→ Your assignment
Look at each line below and count those with the word "Features"; the answer is that number only.

'''

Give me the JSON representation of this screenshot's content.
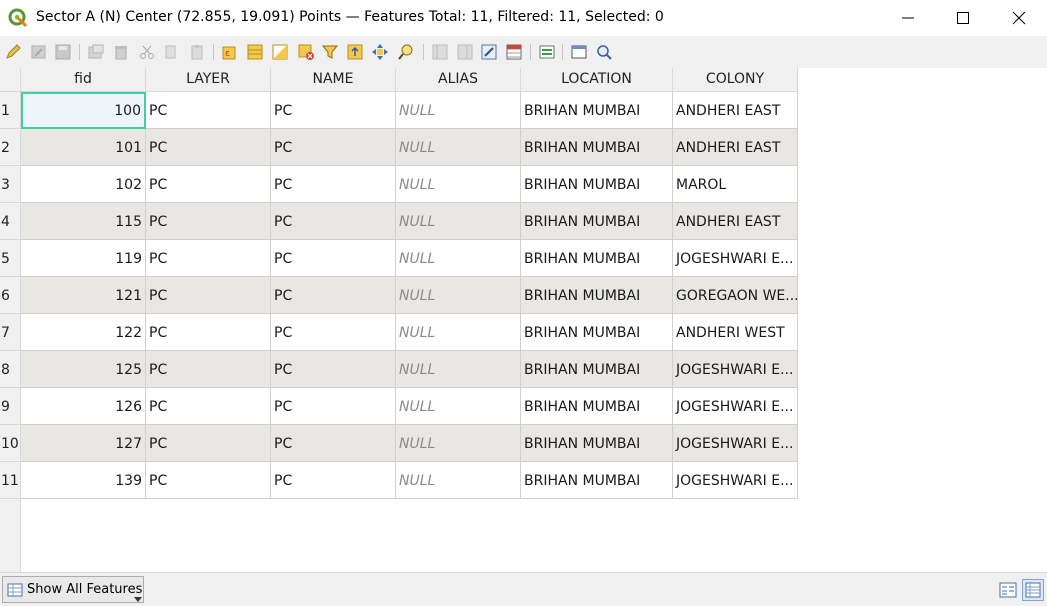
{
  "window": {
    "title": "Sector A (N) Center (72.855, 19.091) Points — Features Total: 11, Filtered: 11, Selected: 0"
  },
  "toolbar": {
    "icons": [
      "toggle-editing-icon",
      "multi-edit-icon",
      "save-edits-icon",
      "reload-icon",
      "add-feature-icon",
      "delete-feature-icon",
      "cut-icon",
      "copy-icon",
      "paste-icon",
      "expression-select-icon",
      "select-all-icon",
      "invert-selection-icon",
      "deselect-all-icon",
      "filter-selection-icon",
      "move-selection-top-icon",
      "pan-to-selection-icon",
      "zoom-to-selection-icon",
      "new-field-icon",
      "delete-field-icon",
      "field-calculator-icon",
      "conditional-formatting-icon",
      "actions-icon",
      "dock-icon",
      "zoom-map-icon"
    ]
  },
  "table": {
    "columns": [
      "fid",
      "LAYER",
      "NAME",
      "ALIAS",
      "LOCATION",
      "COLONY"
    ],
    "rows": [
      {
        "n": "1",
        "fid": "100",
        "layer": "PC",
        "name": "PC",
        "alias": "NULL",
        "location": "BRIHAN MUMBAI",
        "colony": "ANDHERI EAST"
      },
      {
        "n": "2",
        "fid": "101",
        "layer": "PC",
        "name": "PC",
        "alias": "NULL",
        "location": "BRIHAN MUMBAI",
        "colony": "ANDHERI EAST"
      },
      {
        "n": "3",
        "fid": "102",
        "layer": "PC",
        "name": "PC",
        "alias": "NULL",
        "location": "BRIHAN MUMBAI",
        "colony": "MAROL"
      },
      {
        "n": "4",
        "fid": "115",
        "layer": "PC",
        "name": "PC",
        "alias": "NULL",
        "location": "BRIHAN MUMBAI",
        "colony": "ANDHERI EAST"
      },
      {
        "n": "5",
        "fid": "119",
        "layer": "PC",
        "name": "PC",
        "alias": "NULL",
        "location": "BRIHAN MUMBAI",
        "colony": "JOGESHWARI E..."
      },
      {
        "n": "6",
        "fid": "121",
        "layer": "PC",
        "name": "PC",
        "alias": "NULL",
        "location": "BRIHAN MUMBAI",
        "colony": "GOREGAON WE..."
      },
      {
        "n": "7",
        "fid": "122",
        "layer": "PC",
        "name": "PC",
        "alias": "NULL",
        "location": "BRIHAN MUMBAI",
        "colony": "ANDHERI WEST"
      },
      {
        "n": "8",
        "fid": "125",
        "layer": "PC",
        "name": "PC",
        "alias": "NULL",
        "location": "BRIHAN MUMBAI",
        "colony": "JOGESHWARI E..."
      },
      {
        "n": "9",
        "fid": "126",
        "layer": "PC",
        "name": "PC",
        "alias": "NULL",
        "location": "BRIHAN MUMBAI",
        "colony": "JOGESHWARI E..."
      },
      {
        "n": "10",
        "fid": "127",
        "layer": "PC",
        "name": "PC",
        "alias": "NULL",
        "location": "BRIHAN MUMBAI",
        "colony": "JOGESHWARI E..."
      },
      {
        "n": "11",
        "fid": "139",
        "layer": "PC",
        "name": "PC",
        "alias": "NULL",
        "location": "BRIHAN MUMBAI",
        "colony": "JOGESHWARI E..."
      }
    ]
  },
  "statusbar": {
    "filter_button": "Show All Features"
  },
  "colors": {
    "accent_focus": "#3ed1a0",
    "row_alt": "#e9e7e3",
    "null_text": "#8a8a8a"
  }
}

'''

→ The answer
2